“I’ve tried heavier beaters and they’re something I would use if I didn’t have to play metal blast-beats all the time. To get the speed, attack and volume that I do, these beaters make it effortless. I’m able to play with longevity onstage and also play high-velocity for a longer time without straining myself. They’re the only beaters I want to use for my pedal. I’ve used them with Dillinger, END, thoughtcrimes and Ho99o9.”
Carroll agrees, saying his Czarcie Kopyto pedal “was designed for extremely fast drumming but the original beaters were pretty heavy. “Jason Bittner [Overkill] saw my setup in 2018 and suggested a few changes to make it work better. He said I was working too hard and suggested moving the beaters a little closer to the head and putting on some lighter ones.”
However, some metal drummers prefer the extra weight and aerodynamic shape of the 95-gram Standard models. Austin Archey from the popular deathcore band Lorna Shore uses a pair of Standard wood beaters on his AXIS AL-2 Longboard double-pedal.
“My pedals are already light, so I need a heavier beater to get the momentum when I’m playing faster. It helps me get a harder hit out of a light pedal.” Archey also uses Roland RT-30 drum triggers to help create the insanely fast double-kick patterns that embody Lorna Shore’s sound. He feels that the triggers respond best with a heavier beater.
“For the band I’m in, I need to find the right tools and instruments to make that 45 minutes of incessant blast beats come to fruition. The Low Boys bring a comfort to my playing. They have great rebound and response. When I first tried the different models, we tracked it and compared how hard each one hit in the recording software by actually looking at the wave form. It felt so smooth playing faster stuff. I felt like I was more in control of the pedal. I keep my beaters pretty far back so I get that nice action. The moment I put them on I thought, ‘this is good.’ I also just like to support cool companies.”
On the topic of the flat striking surface, Archey thinks “maybe it’s even a little subconscious, but making contact with the flat head really makes the most sense if you’re trying to get a full overall hit. When the beater is rounded you’re missing that real smack. The Low Boys are good for the audience out front and the feeling behind the kit. You dial it right in.”

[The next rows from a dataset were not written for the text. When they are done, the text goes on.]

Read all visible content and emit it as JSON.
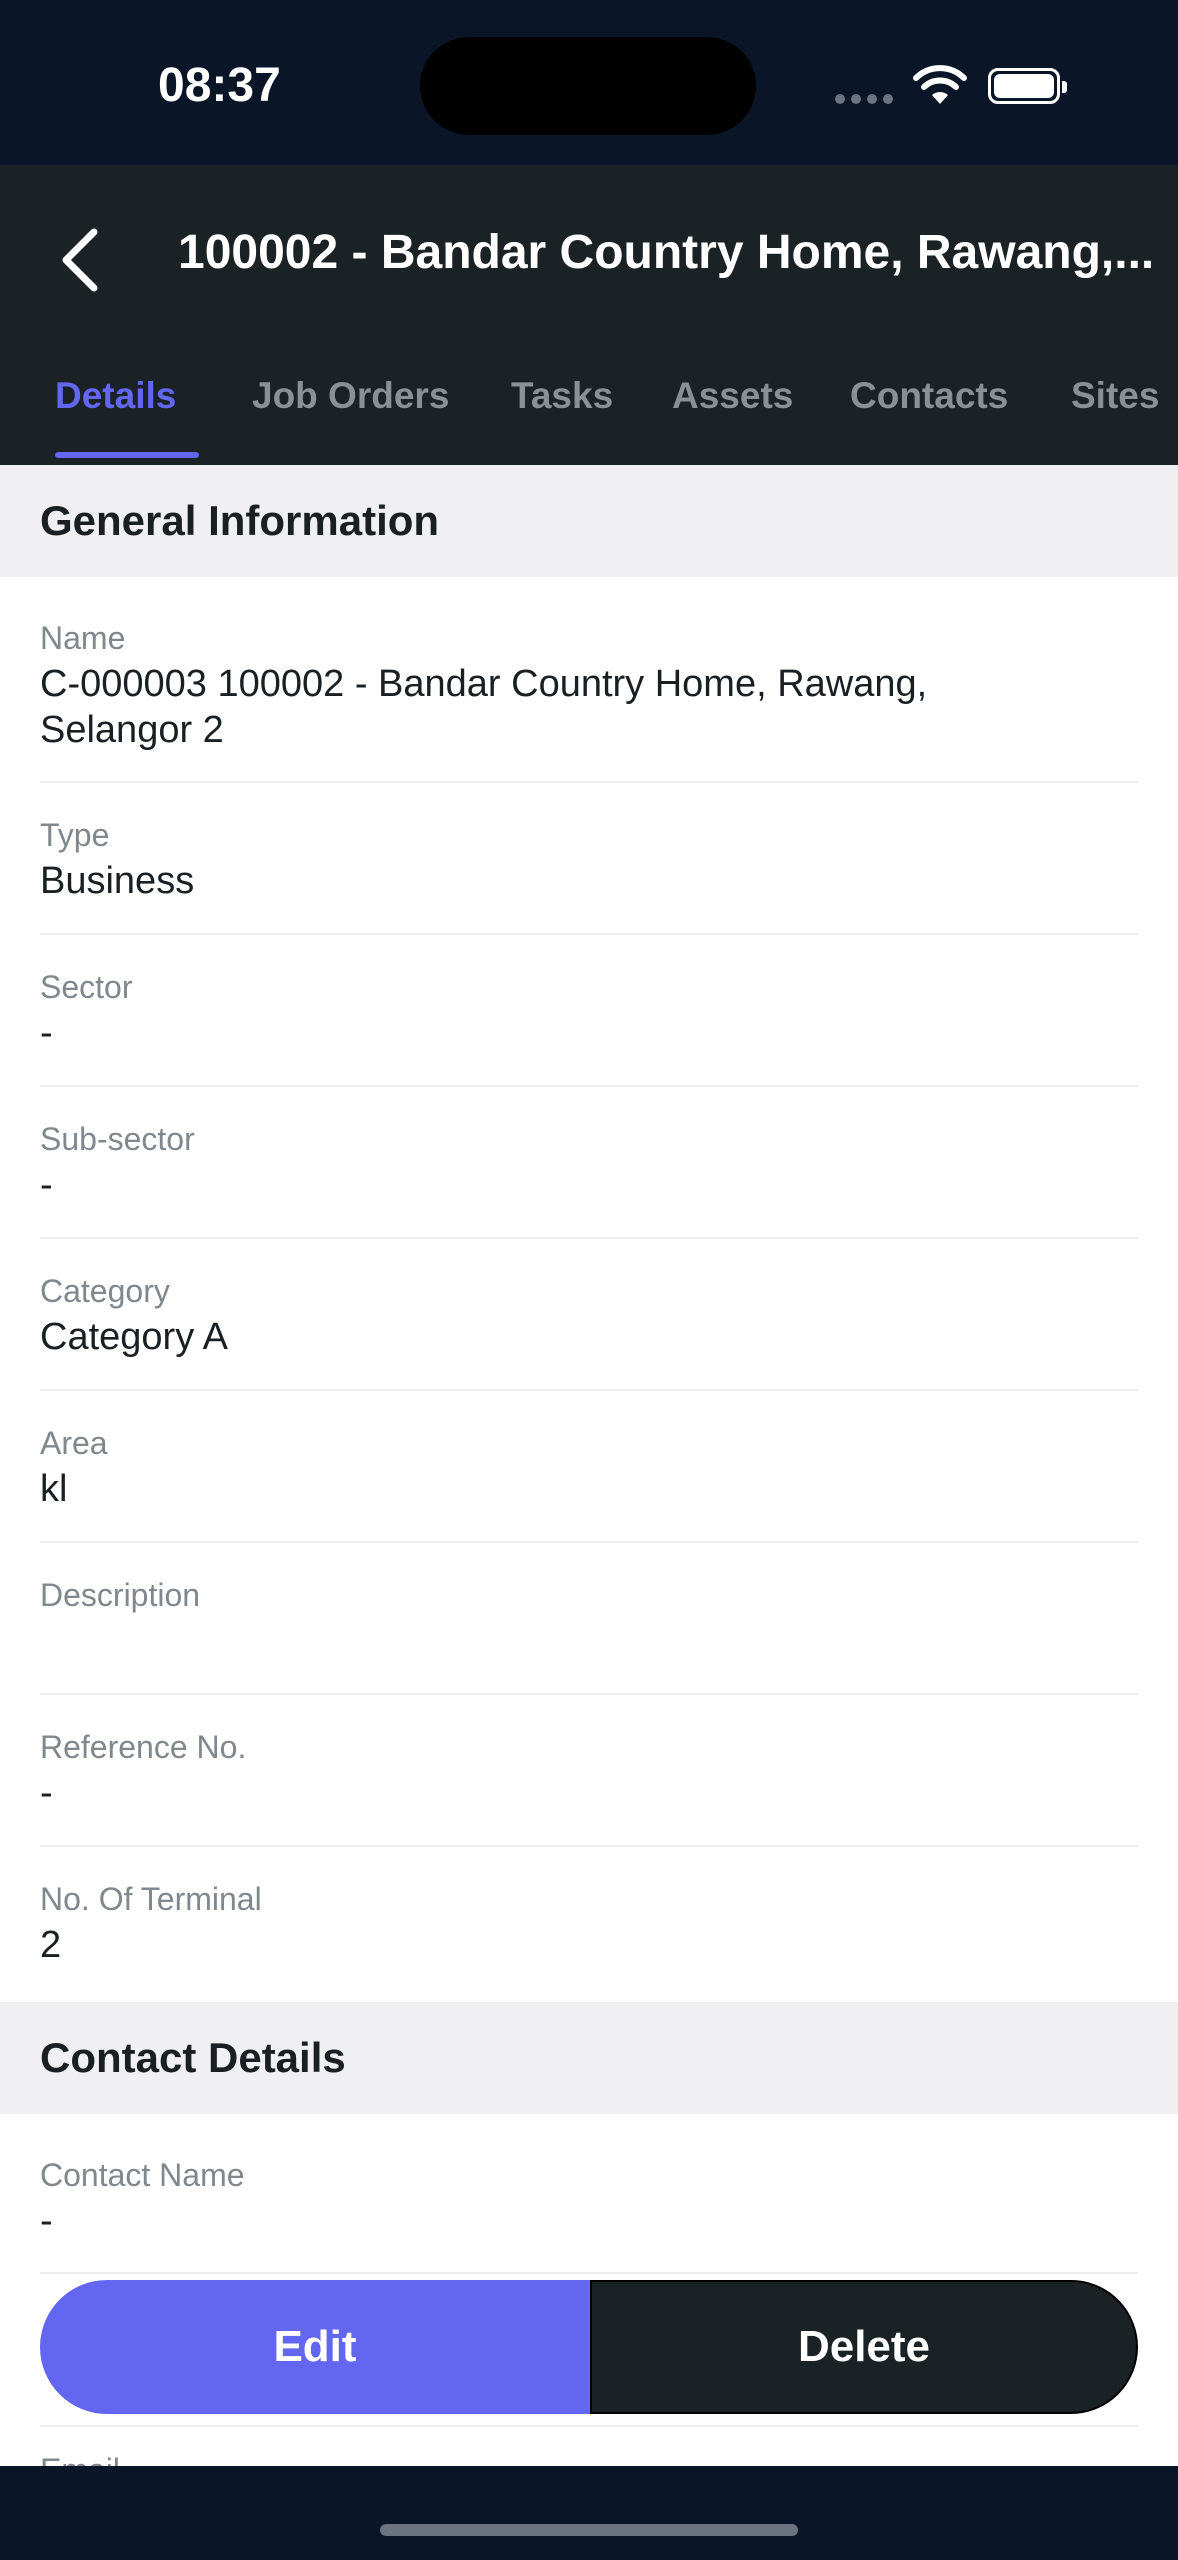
{
  "status_bar": {
    "time": "08:37"
  },
  "header": {
    "title": "100002 - Bandar Country Home, Rawang,..."
  },
  "tabs": [
    {
      "label": "Details",
      "active": true
    },
    {
      "label": "Job Orders",
      "active": false
    },
    {
      "label": "Tasks",
      "active": false
    },
    {
      "label": "Assets",
      "active": false
    },
    {
      "label": "Contacts",
      "active": false
    },
    {
      "label": "Sites",
      "active": false
    }
  ],
  "general": {
    "title": "General Information",
    "fields": [
      {
        "label": "Name",
        "value": "C-000003 100002 - Bandar Country Home, Rawang, Selangor 2"
      },
      {
        "label": "Type",
        "value": "Business"
      },
      {
        "label": "Sector",
        "value": "-"
      },
      {
        "label": "Sub-sector",
        "value": "-"
      },
      {
        "label": "Category",
        "value": "Category A"
      },
      {
        "label": "Area",
        "value": "kl"
      },
      {
        "label": "Description",
        "value": ""
      },
      {
        "label": "Reference No.",
        "value": "-"
      },
      {
        "label": "No. Of Terminal",
        "value": "2"
      }
    ]
  },
  "contact": {
    "title": "Contact Details",
    "fields": [
      {
        "label": "Contact Name",
        "value": "-"
      },
      {
        "label": "Email",
        "value": ""
      }
    ]
  },
  "actions": {
    "edit_label": "Edit",
    "delete_label": "Delete"
  },
  "colors": {
    "accent": "#6366f1",
    "header_bg": "#1b2226",
    "status_bg": "#0a1628"
  }
}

Carroll says “20 or 30 years ago, I never even considered beaters. It didn’t factor in to the whole equation. Ever since I got Low Boy beaters, I feel much more in control.”
Archey concludes, “I wouldn’t want to use anything else. I don’t want round beaters or tiny beaters. I tell people all the time, just buy a pair and you’re gonna love ‘em. It’s something so simple but it has a big effect on your power behind the kit when you play live. They turned my pedals into a harder-hitting instrument. Plus, drummers love customization.”

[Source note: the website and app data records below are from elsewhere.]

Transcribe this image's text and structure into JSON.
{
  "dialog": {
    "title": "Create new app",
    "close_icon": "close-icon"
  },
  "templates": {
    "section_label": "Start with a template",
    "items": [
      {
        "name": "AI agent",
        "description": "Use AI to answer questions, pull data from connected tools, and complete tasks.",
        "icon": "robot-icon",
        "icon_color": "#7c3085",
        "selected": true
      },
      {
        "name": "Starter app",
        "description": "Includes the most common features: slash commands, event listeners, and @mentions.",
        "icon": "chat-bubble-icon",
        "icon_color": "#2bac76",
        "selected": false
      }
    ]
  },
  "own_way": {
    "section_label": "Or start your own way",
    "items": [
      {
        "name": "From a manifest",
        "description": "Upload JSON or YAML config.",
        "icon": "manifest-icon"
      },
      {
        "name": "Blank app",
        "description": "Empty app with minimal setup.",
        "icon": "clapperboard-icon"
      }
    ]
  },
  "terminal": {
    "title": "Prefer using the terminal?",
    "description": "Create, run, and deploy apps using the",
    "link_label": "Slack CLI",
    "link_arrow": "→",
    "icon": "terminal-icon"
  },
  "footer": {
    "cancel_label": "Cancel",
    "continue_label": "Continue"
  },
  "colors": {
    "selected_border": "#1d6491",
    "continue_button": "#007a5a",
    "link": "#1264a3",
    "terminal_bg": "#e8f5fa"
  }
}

For the best experience, please listen to these bass drum beater audio samples while wearing headphones. All sounds were played and recorded by Alex Cohen.
By Rob Mitzner
New York-based session drummer and writer Rob Mitzner has played on Billboard Top-10 charting albums, films, and Broadway shows, performing at Lincoln Center, The Smithsonian, Caesar’s Palace, The Blue Note, Boston Symphony Hall and for President Obama in his hometown of Washington D.C. His book "Drumming in a Band: Stuff You Can Use" was released by Hudson Music in early 2022 and recently entered the top 100 best-selling percussion books on Amazon. Rob has also been featured in Downbeat magazine, Modern Drummer, Drumeo and Drum Talk TV and recorded on over 60 commercially available albums across many genres. When he’s not playing and touring, Rob spends his days at C-Room Studio in Brooklyn cutting drum tracks, shedding funky electric bass and writing articles. Rob holds a B.A. in Music and Political Science from Brown University, and is a proud endorser of Paiste Cymbals, Remo Drumheads, Hendrix Drums and Drumdots.